Source information below:

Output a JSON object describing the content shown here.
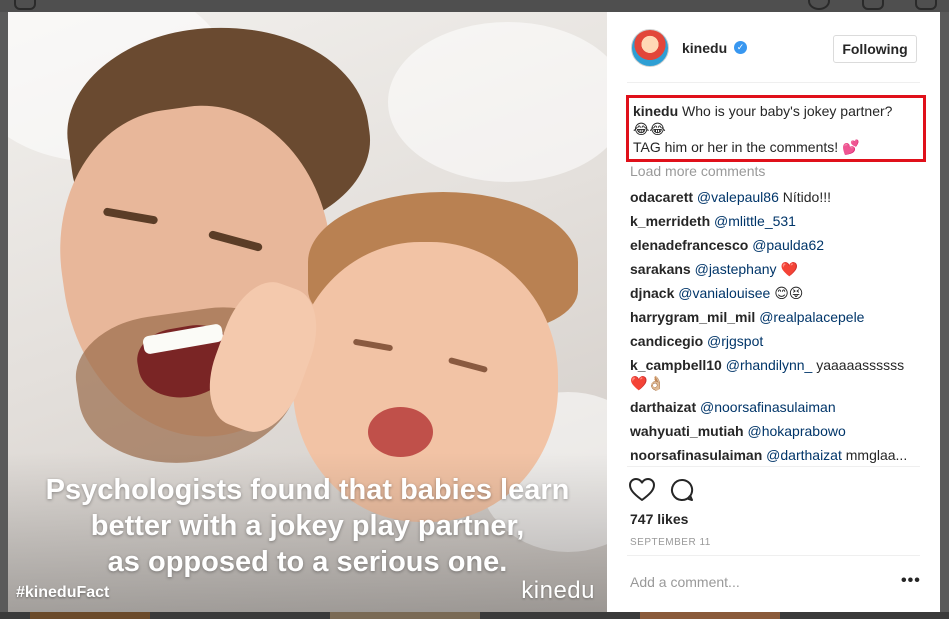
{
  "post": {
    "photo": {
      "caption_lines": [
        "Psychologists found that babies learn",
        "better with a jokey play partner,",
        "as opposed to a serious one."
      ],
      "hashtag": "#kineduFact",
      "brand": "kinedu"
    },
    "header": {
      "username": "kinedu",
      "verified_icon": "verified-badge-icon",
      "follow_label": "Following"
    },
    "caption": {
      "username": "kinedu",
      "text_line1": "Who is your baby's jokey partner?",
      "emoji_line1": "😂😂",
      "text_line2": "TAG him or her in the comments! 💕"
    },
    "load_more_label": "Load more comments",
    "comments": [
      {
        "user": "odacarett",
        "mention": "@valepaul86",
        "text": "Nítido!!!"
      },
      {
        "user": "k_merrideth",
        "mention": "@mlittle_531",
        "text": ""
      },
      {
        "user": "elenadefrancesco",
        "mention": "@paulda62",
        "text": ""
      },
      {
        "user": "sarakans",
        "mention": "@jastephany",
        "text": "❤️"
      },
      {
        "user": "djnack",
        "mention": "@vanialouisee",
        "text": "😊😝"
      },
      {
        "user": "harrygram_mil_mil",
        "mention": "@realpalacepele",
        "text": ""
      },
      {
        "user": "candicegio",
        "mention": "@rjgspot",
        "text": ""
      },
      {
        "user": "k_campbell10",
        "mention": "@rhandilynn_",
        "text": "yaaaaassssss ❤️👌🏼"
      },
      {
        "user": "darthaizat",
        "mention": "@noorsafinasulaiman",
        "text": ""
      },
      {
        "user": "wahyuati_mutiah",
        "mention": "@hokaprabowo",
        "text": ""
      },
      {
        "user": "noorsafinasulaiman",
        "mention": "@darthaizat",
        "text": "mmglaa..."
      }
    ],
    "actions": {
      "like_icon": "heart-icon",
      "comment_icon": "comment-bubble-icon"
    },
    "likes_label": "747 likes",
    "date_label": "SEPTEMBER 11",
    "add_comment_placeholder": "Add a comment...",
    "more_options_label": "•••"
  }
}
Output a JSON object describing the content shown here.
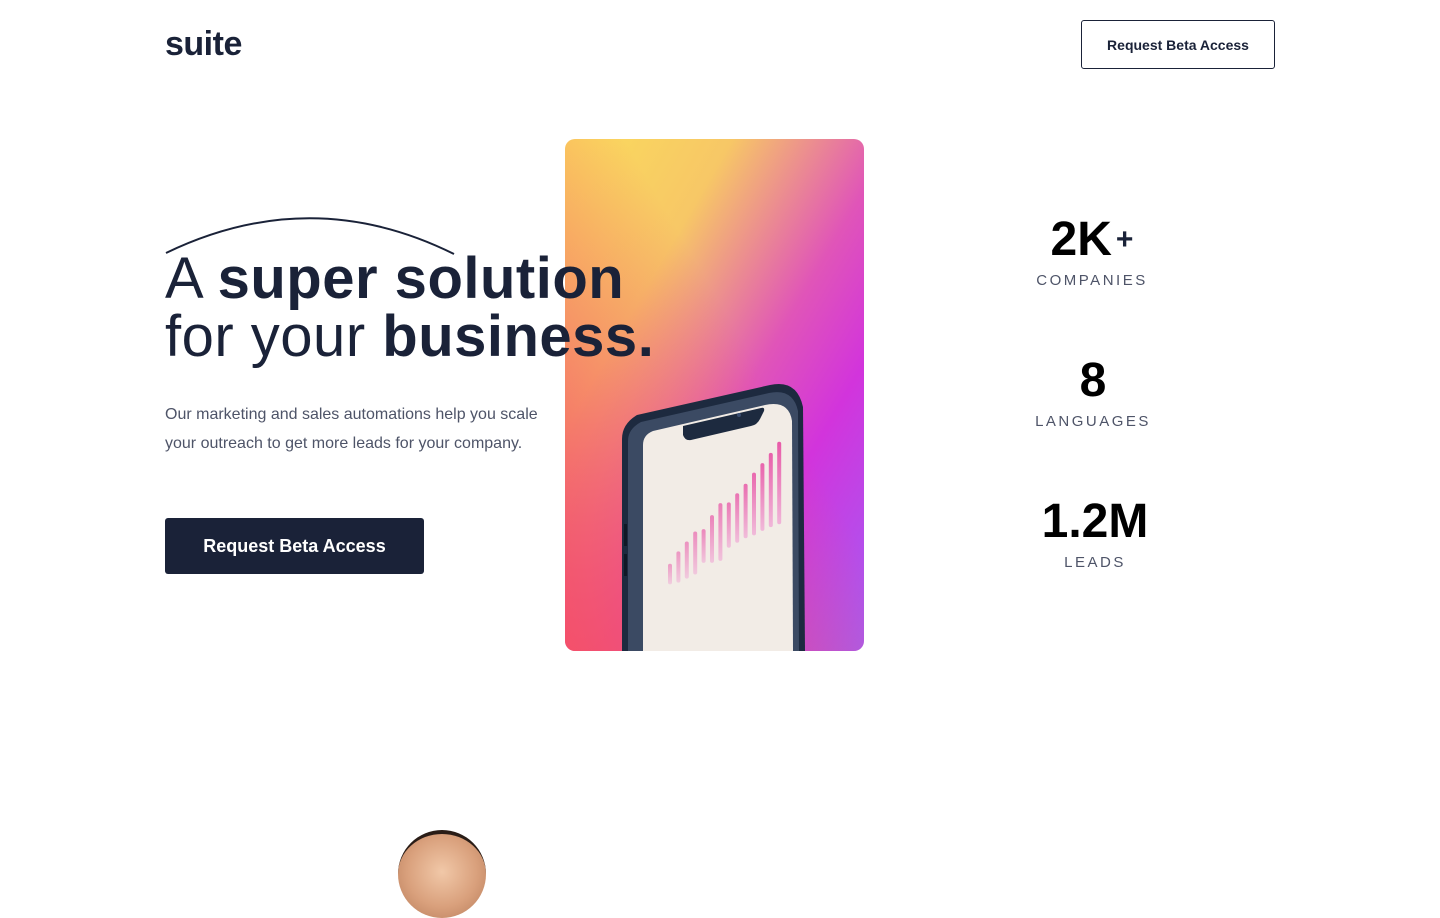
{
  "header": {
    "logo": "suite",
    "cta_label": "Request Beta Access"
  },
  "hero": {
    "headline_line1_regular": "A",
    "headline_line1_bold": "super solution",
    "headline_line2_regular": "for your",
    "headline_line2_bold": "business.",
    "description": "Our marketing and sales automations help you scale your outreach to get more leads for your company.",
    "cta_label": "Request Beta Access",
    "chart_bars": [
      0.25,
      0.38,
      0.45,
      0.52,
      0.41,
      0.58,
      0.7,
      0.55,
      0.6,
      0.66,
      0.76,
      0.82,
      0.9,
      1.0
    ]
  },
  "stats": [
    {
      "value": "2K",
      "suffix": "+",
      "label": "COMPANIES"
    },
    {
      "value": "8",
      "suffix": "",
      "label": "LANGUAGES"
    },
    {
      "value": "1.2M",
      "suffix": "",
      "label": "LEADS"
    }
  ],
  "colors": {
    "brand_navy": "#1a2238",
    "text_muted": "#4e5468",
    "gradient_yellow": "#fbdc5c",
    "gradient_magenta": "#d234dc",
    "gradient_red": "#f4506a",
    "gradient_violet": "#a45cf4",
    "bar_pink": "#e85aa8"
  }
}
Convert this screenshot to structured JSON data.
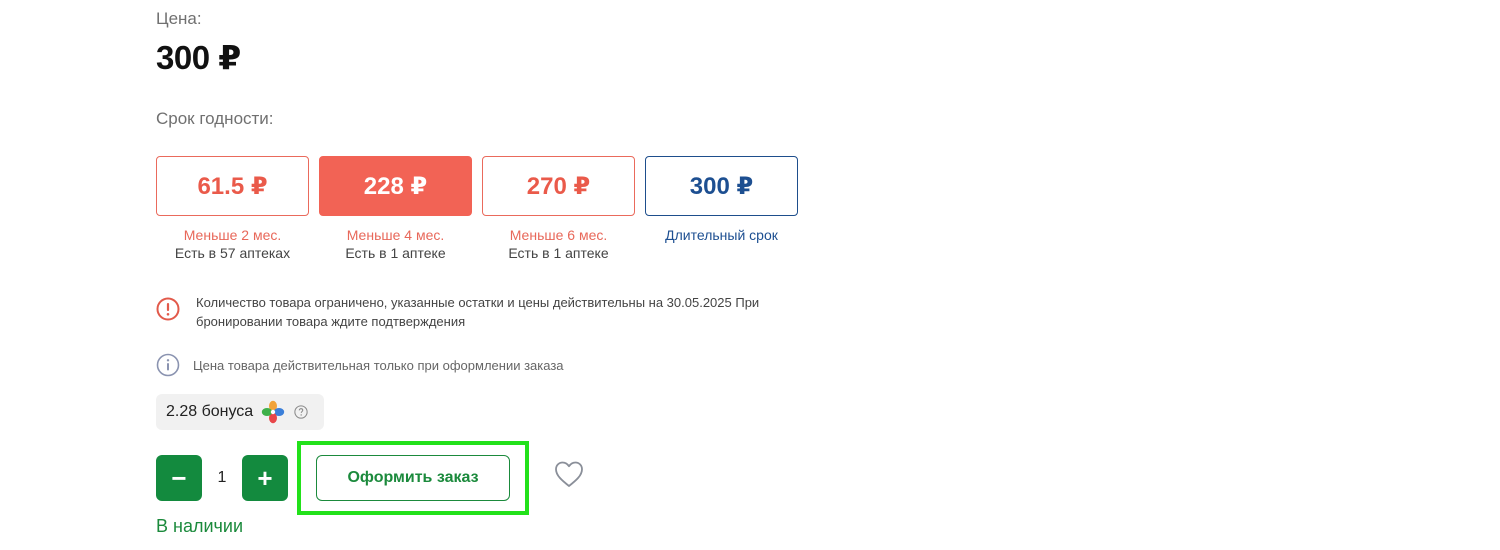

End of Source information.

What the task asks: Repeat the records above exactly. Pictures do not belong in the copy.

Answer box:
Output a JSON object describing the content shown here.
{
  "post": {
    "photo": {
      "caption_lines": [
        "Psychologists found that babies learn",
        "better with a jokey play partner,",
        "as opposed to a serious one."
      ],
      "hashtag": "#kineduFact",
      "brand": "kinedu"
    },
    "header": {
      "username": "kinedu",
      "verified_icon": "verified-badge-icon",
      "follow_label": "Following"
    },
    "caption": {
      "username": "kinedu",
      "text_line1": "Who is your baby's jokey partner?",
      "emoji_line1": "😂😂",
      "text_line2": "TAG him or her in the comments! 💕"
    },
    "load_more_label": "Load more comments",
    "comments": [
      {
        "user": "odacarett",
        "mention": "@valepaul86",
        "text": "Nítido!!!"
      },
      {
        "user": "k_merrideth",
        "mention": "@mlittle_531",
        "text": ""
      },
      {
        "user": "elenadefrancesco",
        "mention": "@paulda62",
        "text": ""
      },
      {
        "user": "sarakans",
        "mention": "@jastephany",
        "text": "❤️"
      },
      {
        "user": "djnack",
        "mention": "@vanialouisee",
        "text": "😊😝"
      },
      {
        "user": "harrygram_mil_mil",
        "mention": "@realpalacepele",
        "text": ""
      },
      {
        "user": "candicegio",
        "mention": "@rjgspot",
        "text": ""
      },
      {
        "user": "k_campbell10",
        "mention": "@rhandilynn_",
        "text": "yaaaaassssss ❤️👌🏼"
      },
      {
        "user": "darthaizat",
        "mention": "@noorsafinasulaiman",
        "text": ""
      },
      {
        "user": "wahyuati_mutiah",
        "mention": "@hokaprabowo",
        "text": ""
      },
      {
        "user": "noorsafinasulaiman",
        "mention": "@darthaizat",
        "text": "mmglaa..."
      }
    ],
    "actions": {
      "like_icon": "heart-icon",
      "comment_icon": "comment-bubble-icon"
    },
    "likes_label": "747 likes",
    "date_label": "SEPTEMBER 11",
    "add_comment_placeholder": "Add a comment...",
    "more_options_label": "•••"
  }
}
Output a JSON object describing the content shown here.
{
  "header": {
    "logo": "suite",
    "cta_label": "Request Beta Access"
  },
  "hero": {
    "headline_line1_regular": "A",
    "headline_line1_bold": "super solution",
    "headline_line2_regular": "for your",
    "headline_line2_bold": "business.",
    "description": "Our marketing and sales automations help you scale your outreach to get more leads for your company.",
    "cta_label": "Request Beta Access",
    "chart_bars": [
      0.25,
      0.38,
      0.45,
      0.52,
      0.41,
      0.58,
      0.7,
      0.55,
      0.6,
      0.66,
      0.76,
      0.82,
      0.9,
      1.0
    ]
  },
  "stats": [
    {
      "value": "2K",
      "suffix": "+",
      "label": "COMPANIES"
    },
    {
      "value": "8",
      "suffix": "",
      "label": "LANGUAGES"
    },
    {
      "value": "1.2M",
      "suffix": "",
      "label": "LEADS"
    }
  ],
  "colors": {
    "brand_navy": "#1a2238",
    "text_muted": "#4e5468",
    "gradient_yellow": "#fbdc5c",
    "gradient_magenta": "#d234dc",
    "gradient_red": "#f4506a",
    "gradient_violet": "#a45cf4",
    "bar_pink": "#e85aa8"
  }
}
Convert this screenshot to structured JSON data.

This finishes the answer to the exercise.